The Tea Master's Blog

Author: Bruce Richardson
Tea Master for the Boston Tea Party Ships and Museum

Mr. Richardson, a native Kentuckian, is a leading tea expert and spends much of his time educating Americans in the art of celebrating the communal cup of tea. He is a writer, photographer, tea blender, and frequent guest speaker at tea events across the country. and can often be found appearing on television and radio talk shows, or as a guest speaker at professional seminars such as World Tea Expo.
  • The Great Tea Rooms of Britain
  • The Great Tea Rooms of America
  • The New Tea Companion for The National Trust of England with London's Jane Pettigrew
  • Tea in the City, a three-volume set of travel guides to tea in New York, London and Paris with Jane Pettigrew and Elizabeth Knight.
  • Tea & Etiquette

  • Owner of Elmwood Inn Fine Teas and Benjamin Press
  • Contributing editor and designer for the 2011 edition of The Book of Tea by former Boston MFA Asian Arts Director, Okakura Kakuzo.
  • Columnist for Tea Time magazine

Tea Comes to Russia

November 9, 2015 by Bruce Richardson

While tea was being carried into Western Europe over water routes by The East India Company, overland caravans by way of the Levant were bringing it to other parts of Europe. The first tea so to arrive was a gift of several chests brought by a Chinese embassy to the Russian court at Moscow in […]


The First Mention of Tea in European Literature

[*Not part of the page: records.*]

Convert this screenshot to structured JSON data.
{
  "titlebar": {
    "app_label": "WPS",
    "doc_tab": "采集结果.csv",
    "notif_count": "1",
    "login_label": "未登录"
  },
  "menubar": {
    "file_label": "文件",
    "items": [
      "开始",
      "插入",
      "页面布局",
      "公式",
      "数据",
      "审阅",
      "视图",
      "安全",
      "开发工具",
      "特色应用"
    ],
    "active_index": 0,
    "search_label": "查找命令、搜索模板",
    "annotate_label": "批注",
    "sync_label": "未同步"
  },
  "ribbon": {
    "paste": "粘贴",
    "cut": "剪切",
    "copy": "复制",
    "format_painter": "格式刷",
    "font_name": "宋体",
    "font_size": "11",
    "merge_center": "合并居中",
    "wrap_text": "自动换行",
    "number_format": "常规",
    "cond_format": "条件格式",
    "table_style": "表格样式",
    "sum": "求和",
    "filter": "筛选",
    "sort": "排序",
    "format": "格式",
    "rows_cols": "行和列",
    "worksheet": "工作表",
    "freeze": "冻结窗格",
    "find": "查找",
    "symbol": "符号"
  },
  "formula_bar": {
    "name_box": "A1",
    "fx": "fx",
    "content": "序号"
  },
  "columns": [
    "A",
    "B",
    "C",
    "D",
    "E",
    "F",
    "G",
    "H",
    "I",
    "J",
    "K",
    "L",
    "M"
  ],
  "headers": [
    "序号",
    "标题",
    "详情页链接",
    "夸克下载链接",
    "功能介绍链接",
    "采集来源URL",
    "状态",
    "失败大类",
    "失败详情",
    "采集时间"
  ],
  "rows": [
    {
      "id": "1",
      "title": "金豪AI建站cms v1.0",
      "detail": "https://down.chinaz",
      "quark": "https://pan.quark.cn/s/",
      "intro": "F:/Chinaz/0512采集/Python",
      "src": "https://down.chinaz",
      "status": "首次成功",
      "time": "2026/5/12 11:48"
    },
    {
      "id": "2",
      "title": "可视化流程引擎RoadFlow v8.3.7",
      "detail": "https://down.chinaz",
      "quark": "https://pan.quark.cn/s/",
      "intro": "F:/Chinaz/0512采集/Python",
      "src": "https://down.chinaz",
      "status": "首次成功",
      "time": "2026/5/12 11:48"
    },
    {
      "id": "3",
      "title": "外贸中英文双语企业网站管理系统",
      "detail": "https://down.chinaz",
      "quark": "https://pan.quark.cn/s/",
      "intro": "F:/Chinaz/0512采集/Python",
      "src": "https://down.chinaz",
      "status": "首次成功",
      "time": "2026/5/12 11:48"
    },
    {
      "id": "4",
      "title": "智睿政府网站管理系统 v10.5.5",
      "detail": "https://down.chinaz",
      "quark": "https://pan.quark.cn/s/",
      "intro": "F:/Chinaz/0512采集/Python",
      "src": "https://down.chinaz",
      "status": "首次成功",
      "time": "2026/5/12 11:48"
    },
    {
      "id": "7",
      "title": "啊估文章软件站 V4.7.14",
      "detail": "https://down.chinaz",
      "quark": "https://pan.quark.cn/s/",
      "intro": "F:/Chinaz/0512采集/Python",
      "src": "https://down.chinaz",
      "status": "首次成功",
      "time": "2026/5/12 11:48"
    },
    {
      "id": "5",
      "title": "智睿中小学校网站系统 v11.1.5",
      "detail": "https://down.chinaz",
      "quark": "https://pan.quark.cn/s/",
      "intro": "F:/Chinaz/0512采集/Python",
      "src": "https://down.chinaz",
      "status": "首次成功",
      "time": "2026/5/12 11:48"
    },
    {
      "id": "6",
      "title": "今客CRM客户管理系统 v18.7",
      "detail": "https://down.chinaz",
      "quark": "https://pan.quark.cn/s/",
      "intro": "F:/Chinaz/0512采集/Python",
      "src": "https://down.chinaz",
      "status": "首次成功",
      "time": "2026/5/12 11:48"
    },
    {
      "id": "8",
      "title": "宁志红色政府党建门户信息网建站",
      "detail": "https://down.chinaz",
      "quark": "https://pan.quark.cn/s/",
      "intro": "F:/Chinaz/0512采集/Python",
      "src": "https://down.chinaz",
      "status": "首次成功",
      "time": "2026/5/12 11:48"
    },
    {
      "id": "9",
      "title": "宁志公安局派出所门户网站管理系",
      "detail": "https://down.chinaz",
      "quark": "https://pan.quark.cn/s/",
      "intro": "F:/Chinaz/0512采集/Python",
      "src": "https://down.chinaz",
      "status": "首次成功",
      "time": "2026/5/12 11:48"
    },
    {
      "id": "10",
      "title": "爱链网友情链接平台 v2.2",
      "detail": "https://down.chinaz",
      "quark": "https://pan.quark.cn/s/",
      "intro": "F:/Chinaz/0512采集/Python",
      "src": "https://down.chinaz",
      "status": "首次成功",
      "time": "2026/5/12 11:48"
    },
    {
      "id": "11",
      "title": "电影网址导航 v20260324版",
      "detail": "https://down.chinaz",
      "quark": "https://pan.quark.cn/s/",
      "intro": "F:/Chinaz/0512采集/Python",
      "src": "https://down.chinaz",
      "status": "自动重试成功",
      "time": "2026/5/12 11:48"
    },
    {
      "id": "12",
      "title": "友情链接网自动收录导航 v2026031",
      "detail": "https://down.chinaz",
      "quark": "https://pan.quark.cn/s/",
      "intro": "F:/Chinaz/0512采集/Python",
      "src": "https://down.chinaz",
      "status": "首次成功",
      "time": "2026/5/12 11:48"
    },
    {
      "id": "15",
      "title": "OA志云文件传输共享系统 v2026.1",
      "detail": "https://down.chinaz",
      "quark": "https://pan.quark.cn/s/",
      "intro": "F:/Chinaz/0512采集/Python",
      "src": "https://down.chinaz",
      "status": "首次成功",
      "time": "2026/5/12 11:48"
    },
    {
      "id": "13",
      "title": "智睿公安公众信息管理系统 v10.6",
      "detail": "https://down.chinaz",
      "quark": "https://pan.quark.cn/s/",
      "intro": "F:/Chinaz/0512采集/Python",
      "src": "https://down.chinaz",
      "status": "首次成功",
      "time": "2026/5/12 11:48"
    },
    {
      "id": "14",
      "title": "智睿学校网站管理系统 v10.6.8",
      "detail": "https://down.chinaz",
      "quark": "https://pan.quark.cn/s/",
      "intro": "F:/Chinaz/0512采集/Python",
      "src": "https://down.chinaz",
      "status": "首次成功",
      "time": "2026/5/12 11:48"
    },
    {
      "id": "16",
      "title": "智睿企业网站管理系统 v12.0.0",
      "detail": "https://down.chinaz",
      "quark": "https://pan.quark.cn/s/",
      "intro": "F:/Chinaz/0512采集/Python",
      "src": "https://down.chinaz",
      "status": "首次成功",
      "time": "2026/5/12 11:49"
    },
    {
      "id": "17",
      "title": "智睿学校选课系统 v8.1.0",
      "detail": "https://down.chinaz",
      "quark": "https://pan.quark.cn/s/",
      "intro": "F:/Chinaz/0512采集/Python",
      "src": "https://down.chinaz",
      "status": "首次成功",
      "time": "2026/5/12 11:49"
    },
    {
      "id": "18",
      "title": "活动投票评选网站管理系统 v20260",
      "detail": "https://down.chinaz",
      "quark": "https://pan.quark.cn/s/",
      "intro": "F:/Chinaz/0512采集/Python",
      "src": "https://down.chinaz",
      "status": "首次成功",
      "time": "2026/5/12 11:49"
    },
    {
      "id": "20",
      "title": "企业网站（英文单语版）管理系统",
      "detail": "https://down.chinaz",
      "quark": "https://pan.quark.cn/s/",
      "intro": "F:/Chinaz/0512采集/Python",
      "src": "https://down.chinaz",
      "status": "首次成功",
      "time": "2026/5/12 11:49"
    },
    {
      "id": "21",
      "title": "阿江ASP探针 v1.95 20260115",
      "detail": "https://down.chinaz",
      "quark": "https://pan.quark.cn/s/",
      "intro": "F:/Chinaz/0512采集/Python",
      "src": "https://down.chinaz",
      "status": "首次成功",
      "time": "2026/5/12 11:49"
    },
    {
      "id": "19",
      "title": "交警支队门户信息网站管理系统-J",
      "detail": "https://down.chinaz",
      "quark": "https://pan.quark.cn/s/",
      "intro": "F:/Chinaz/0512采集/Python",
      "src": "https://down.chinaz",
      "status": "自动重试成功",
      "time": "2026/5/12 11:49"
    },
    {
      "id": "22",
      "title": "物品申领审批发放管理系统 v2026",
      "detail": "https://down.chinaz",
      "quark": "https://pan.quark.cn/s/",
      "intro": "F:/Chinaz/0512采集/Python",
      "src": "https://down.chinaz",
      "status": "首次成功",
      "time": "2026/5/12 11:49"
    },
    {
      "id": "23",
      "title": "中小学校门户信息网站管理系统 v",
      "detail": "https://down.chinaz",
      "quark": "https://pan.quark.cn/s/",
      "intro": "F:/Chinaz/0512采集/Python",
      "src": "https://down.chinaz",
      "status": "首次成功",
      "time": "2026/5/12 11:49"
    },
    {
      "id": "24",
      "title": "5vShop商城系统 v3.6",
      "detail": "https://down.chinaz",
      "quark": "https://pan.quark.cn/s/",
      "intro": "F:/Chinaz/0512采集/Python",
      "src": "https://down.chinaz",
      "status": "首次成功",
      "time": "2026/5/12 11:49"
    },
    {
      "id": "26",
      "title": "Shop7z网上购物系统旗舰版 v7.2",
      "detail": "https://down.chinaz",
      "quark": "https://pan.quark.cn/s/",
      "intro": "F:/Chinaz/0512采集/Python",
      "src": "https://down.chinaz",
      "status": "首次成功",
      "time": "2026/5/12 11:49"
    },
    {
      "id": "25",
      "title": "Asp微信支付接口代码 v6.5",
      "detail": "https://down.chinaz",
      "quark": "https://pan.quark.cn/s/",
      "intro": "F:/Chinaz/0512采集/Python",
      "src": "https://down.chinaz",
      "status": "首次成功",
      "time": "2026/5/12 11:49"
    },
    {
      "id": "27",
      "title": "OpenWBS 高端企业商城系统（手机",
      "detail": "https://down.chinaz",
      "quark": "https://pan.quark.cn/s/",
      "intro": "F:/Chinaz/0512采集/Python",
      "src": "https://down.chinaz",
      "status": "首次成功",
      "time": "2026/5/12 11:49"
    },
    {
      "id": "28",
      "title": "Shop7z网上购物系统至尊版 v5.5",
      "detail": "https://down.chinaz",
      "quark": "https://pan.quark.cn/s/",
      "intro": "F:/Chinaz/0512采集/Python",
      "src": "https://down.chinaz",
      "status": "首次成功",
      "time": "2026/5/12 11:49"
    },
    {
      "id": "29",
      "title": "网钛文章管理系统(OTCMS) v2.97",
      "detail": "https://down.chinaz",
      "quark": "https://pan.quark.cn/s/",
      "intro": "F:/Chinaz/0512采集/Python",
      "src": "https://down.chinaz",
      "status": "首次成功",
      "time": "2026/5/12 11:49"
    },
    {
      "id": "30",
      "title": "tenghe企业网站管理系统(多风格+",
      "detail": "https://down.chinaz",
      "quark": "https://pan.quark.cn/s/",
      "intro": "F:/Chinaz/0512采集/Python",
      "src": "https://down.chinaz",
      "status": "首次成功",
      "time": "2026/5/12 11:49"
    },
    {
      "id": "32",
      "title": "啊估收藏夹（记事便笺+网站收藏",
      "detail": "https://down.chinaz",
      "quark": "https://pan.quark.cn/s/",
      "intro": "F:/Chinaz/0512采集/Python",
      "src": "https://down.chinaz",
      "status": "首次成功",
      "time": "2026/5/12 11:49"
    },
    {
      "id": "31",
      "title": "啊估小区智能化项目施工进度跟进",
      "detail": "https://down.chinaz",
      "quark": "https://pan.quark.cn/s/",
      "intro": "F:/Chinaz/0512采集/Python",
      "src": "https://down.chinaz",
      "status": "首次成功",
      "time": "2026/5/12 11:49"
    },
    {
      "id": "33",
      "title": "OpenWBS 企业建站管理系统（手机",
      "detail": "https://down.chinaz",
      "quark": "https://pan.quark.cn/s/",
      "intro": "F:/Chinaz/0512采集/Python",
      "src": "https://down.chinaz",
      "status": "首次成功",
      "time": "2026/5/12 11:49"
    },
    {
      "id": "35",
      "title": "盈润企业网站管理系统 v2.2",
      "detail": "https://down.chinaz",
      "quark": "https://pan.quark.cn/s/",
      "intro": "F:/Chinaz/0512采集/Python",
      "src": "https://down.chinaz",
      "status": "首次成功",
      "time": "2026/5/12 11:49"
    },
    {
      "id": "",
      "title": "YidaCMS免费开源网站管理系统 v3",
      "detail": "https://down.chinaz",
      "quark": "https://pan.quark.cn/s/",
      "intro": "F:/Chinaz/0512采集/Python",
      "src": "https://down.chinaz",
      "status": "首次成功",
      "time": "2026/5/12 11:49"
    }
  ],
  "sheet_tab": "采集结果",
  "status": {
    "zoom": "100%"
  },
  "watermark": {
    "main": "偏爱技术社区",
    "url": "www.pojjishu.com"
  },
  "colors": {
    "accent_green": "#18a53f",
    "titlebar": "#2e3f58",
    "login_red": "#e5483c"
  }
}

October 29, 2015 by Bruce Richardson

Tea-drinking is one of the great temperance customs that the East shares most generously with the West; yet it was many centuries after tea was commonly used in the Orient that Europeans learned of it. Of the world’s three great temperance beverages – cocoa, tea, and coffee – cocoa was the first to be introduced […]


The First Book of Tea

October 6, 2015 by Bruce Richardson

It was not until A.D. 780 that the horticultural and other aspects of tea-growing were first published in a work exclusively devoted to tea.  At the request of the tea merchants, The Ch’a Ching (Tea Book) appeared. It was written by Lu Yu, a noted Chinese author and tea expert.
In an allegory, the book quotes […]


How to Clean Your Teapots

September 15, 2015 by Bruce Richardson

The English homemaker of last century followed a simple ritual for washing her Brown Betty teapot. After use, the teapot was emptied of its spent leaves, rinsed with hot water, and turned upside down in the sink to dry. The Brown Betty was a common utensil in the home kitchen and it was pressed into […]


A Dutch Doctor Prescribes Tea

August 15, 2015 by Bruce Richardson

To the 17th century European palate, the taste of tea often elicited a “what’s all the fuss about?” comment. After all, the well-to-do had recently been treated to the new taste of coffee and cocoa. But after sipping a cup of tea for the first time, more than one Dutch or English consumer, after paying […]


The Ladies of Boston Swear off Tea

July 20, 2015 by Bruce Richardson

A lengthy, illustrated article appeared in the December 1852 edition of Harper’s New Monthly Magazine recalling the events leading up to the 1773 Boston Tea Party and the defiant role New England women played in setting the course for opposing George III’s tax schemes. A portion of the article reads as follows:
In America meetings were […]


Parliament’s Private Tea House

June 25, 2015 by Bruce Richardson

The House of Commons Tea Room, 1880
The streets along the River Thames during the late 1800s were teaming with vendors. There were stalls selling tea and coffee day and night. The quality of the drinks and food offered was poor and would not have attracted any but poorer working folk, but at least the workers […]


The British Tea Room Was Born in Glasgow

June 2, 2015 by Bruce Richardson

Glasgow tea maven, Kate Cranston
In 1903, The Builder’s Journal and Architecture Record reported: “Glasgow is a very Tokio for tea-rooms. Nowhere can one have so much for so little, and nowhere are such places more popular or frequented.” The central figures in the tea movement in Glasgow at the time were the Cranston family. Stuart […]


The Oldest Tea in Britain

May 2, 2015 by Bruce Richardson

300 year-old Chinese green tea in the Natural Museum of History, London.
British researchers have found what they believe to be the oldest tea in Britain, and to the surprise of contemporary British tea drinkers, the tea is green!
The unassuming box of Chinese tea was acquired around 1700 by a ship’s surgeon James Cuninghame. Cunninghame subsequently […]


Poetic Tea Verses from the 18th Century

April 12, 2015 by Bruce Richardson

London lexicographer Samuel Johnson, an unapologetic over of tea, kept the kettle on throughout the day and late into the night.  He summed up his preference for someone making tea for him:
“Now hear it then, my Rennie dear,
Nor hear it with a frown;
You cannot make the tea so fast
As I can gulp it down.
I therefore pray thee, Rennie […]